On the other hand, for some people, this day is an anti-Columbus Day. therefore, in some parts of Peru Christopher Columbus’s mock trials are held. Whereas, some people protest Christopher Columbus and his treatment to indigenous people in the United States.
To 10 Native Americans Quotes
- One does not sell the land people walk on. – Crazy Horse
- Everything on the earth has a purpose, every disease an herb to cure it, and every person a mission. This is the Indian theory of existence. – Mourning Dove Salish
- The ground on which we stand is sacred ground. It is the blood of our ancestors. – Chief Plenty Coups, Crow

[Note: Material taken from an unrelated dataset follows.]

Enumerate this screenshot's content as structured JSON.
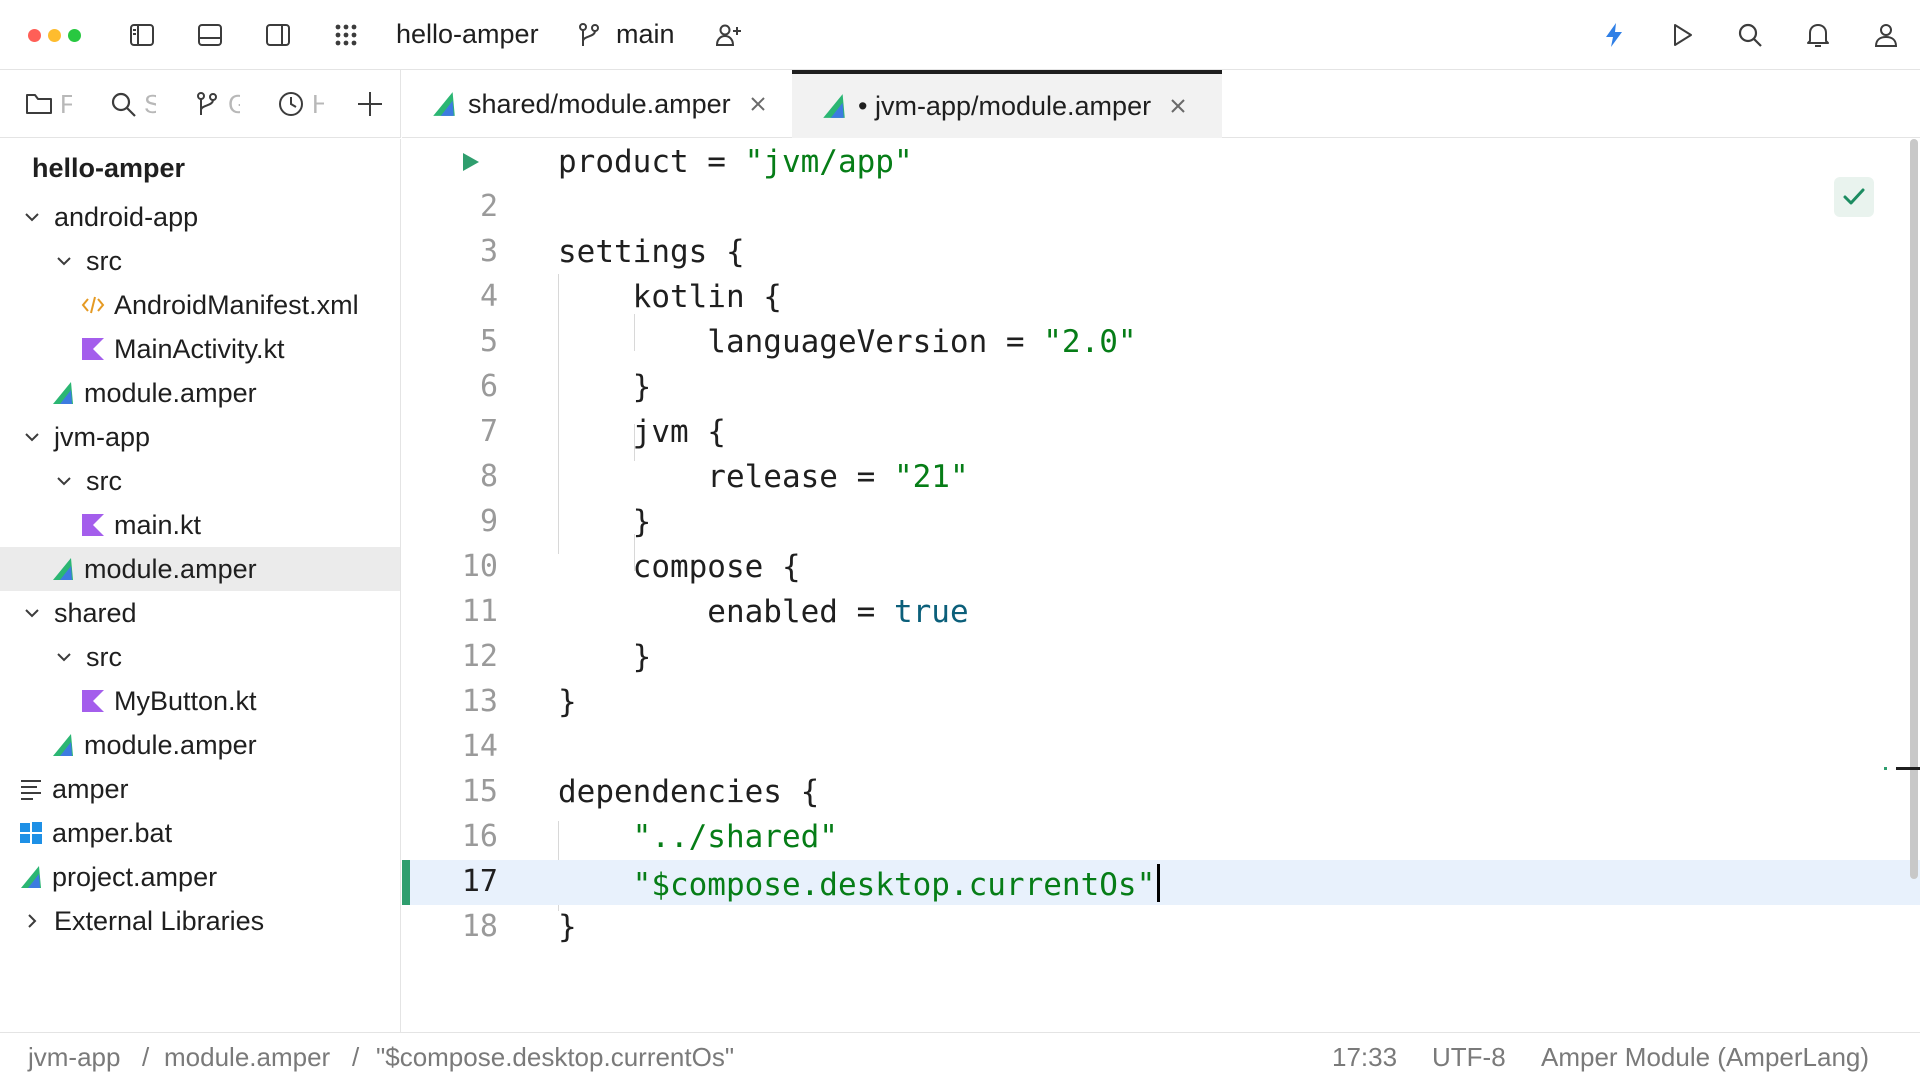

- How smooth must be the language of the whites, when they can make right look like wrong, and wrong like right? – Black Hawk, Sauk
- Children learn from what they see. We need to set an example of truth and action. – Howard Rainer, Taos Pueblo-Creek
- Life is not separate from death. It only looks that way. – Blackfoot
- We must protect the forests for our children, grandchildren and children yet to be born. We must protect the forests for those who can’t speak for themselves such as the birds, animals, fish, and trees. – Qwatsinas (Hereditary Chief Edward Moody), Nuxalk Nation
- Among the Indians, there have been no written laws. Customs handed down from generation to generation have been the only laws to guide them. Every one might act different from what was considered right did he choose to do so, but such acts would bring upon him the censure of the Nation…. This fear of the Nation’s censure acted as a mighty band, binding all in one social, honorable compact. – Tecumseh Shawnee
- I am poor and naked, but I am the chief of the nation. We do not want riches but we do want to train our children right. Riches would do us no good. We could not take them with us to the other world, we do not want riches, we want peace and love. – Red Cloud (Makhpiya-Luta)
- This war did not spring up on our land, this war was brought upon us by the children of the Great Father who came to take our land without a price, and who, in our land, do a great many evil things… This war has come from robbery – from the stealing of our land. – Spotted Tail